“I was just a bullet away from being killed by the Soviet soldiers, while my fellow compatriot couldn’t escape the death and fell in a blink of an eye,” Yaver Mehdisoy, a 58-year-old Baku resident said while recalling the incursion of the Soviet army into Azerbaijan’s capital Baku in 1990.
“That night resembled a horror movie that featured hundreds of thousands of innocent people versus ruthless armed mercenaries,” Mehdisoy told Caspian News, referring to the brief but scarring period from January 19 to 20 nearly four decades ago.
Azerbaijanis have marked every January 20 since that bloody night in 1990, by paying homage to the victims of Soviet repression, as the USSR was in its dying throes. More than 140 Azerbaijanis were killed, around 800 injured, and dozens went missing in what some describe as a pogrom against Azerbaijanis, a term reserved for the deliberate persecution on an ethnic or religious grounds sanctioned by the state or local authorities.
The day has various names: some call it “Black January,” others “Black Saturday,” and still some others “Bloody January.” Regardless of the term used, all remember January 20 as a date associated with horrible events for an entire nation located on the western shores of the Caspian Sea and once part of the USSR.
In early January 1990, new large-scale waves of anti-Soviet protests broke out in different regions and cities across Azerbaijan, with the coastal capital of Baku being their epicenter. Azerbaijanis felt Moscow had turned a blind eye to the parliament in Armenia – also part of the USSR at the time – which had voted on January 9 to include the Nagorno-Karabakh region of Azerbaijan in its budget plans. The Armenian parliament was disregarding both Soviet authority and Azerbaijani jurisdiction by allowing ethnic Armenians living in Azerbaijan's Nagorno-Karabakh region to vote in domestic polls.
By January 17, residents of Baku flocked into the streets, began marching and chanting slogans against the Soviet rulers in Moscow and the Central Committee of Soviet Azerbaijan.
Two days later, General Secretary of the Soviet Communist Party Mikhail Gorbachev and Defense Minister Dmitry Yazov imposed martial law, saying it was necessary to thwart independence movement of Azerbaijanis. Soviet tanks rolled into Baku, all before a state of emergency was declared. In pre-emergency circumstances, the Soviet soldiers killed around 100 innocent residents of Baku.
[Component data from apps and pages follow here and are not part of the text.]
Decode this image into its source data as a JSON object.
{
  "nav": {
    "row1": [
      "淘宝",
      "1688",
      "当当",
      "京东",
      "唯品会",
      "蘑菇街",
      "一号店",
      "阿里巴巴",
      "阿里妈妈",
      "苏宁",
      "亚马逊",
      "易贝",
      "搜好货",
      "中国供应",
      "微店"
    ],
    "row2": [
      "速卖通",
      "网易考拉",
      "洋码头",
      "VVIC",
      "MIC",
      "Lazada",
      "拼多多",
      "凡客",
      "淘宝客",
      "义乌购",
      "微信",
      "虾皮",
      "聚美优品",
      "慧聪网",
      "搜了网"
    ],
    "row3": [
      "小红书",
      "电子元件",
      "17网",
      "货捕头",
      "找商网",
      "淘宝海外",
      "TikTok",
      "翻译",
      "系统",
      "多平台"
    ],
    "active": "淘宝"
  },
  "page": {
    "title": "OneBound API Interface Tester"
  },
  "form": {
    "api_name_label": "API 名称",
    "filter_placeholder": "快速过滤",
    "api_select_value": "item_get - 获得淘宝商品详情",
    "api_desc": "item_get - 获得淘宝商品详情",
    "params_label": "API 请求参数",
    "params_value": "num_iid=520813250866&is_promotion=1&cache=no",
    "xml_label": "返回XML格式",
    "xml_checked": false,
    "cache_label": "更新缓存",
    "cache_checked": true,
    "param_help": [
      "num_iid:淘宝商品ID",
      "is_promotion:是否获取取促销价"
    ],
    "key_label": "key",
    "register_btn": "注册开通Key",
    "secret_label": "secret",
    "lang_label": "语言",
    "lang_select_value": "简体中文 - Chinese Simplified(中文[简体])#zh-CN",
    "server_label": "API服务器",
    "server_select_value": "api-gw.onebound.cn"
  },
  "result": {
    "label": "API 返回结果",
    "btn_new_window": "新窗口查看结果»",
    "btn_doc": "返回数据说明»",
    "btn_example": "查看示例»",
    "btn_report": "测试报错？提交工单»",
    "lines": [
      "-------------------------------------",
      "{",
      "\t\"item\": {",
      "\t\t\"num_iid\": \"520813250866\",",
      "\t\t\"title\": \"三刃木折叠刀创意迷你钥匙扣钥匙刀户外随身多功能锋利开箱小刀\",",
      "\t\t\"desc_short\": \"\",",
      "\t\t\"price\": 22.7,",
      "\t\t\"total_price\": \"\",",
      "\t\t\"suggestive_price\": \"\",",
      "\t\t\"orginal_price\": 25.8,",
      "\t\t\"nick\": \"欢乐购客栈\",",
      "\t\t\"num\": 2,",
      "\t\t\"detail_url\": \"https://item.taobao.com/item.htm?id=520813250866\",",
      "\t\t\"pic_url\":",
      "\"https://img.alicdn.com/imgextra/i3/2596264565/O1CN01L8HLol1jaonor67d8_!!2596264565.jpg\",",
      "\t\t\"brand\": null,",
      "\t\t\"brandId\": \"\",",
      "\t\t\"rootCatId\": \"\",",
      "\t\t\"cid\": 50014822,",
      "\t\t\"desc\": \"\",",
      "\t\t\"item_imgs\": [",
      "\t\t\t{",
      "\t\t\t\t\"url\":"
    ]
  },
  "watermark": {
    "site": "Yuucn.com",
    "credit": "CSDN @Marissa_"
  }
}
By midnight on January 20, an emergency situation was announced and a curfew was imposed. Soviet forces had killed more than 20 Azerbaijanis during the curfew hours and by morning. Unrest also rocked the cities of Neftchala and Lankaran in the south, where eight people fell victim to Soviet bullets on January 25 and 26.
“They [soldiers] were firing at anyone and anywhere along their way,” recalled Mehdisoy. “A light in the window of a house was enough for it to be fired at by machine guns. It became almost impossible to escape a bullet shot wherever a large numbers of soldiers gathered together, especially in the city center.”
In addition to the death toll and number injured, over 840 people were arrested, 200 houses and apartments were destroyed; and 80 cars, including ambulances, were annihilated by Soviet tracer ammunition and tanks.
Despite the horrors, Azerbaijanis see a silver lining around the cloud of Black January. The date also symbolizes the heroism of the Azerbaijani nation. Many believe the resistance to Soviet authority had laid the foundation for the modern country’s independence from the collapsed Soviet Union a year later, in 1991. Millions of people visit the Alley of Martyrs, a cemetery in which the victims of the January 20 events are buried, on this day every year to honor the memories of what are considered the founders of independence.
“There were similar confrontations in Baltic states and Georgia; however, the events in Azerbaijan were larger and more brutal in comparison to others,” Ikram Aghasiyev, a historian at the Azerbaijan National Academy of Sciences told Caspian News.
“The goal was to intimidate other nations under the decaying Soviet rule. Moscow tried to deliver a message to others that if they uprise too, they will face the same ruthless crackdown,” Aghasiyev said.
“Our people won the fight. So, January 20 events should not be recalled as a tragedy anymore today. This is a page of heroism in our history. People’s bare-handed resistance against armed soldiers and tanks is a real proof of valor.”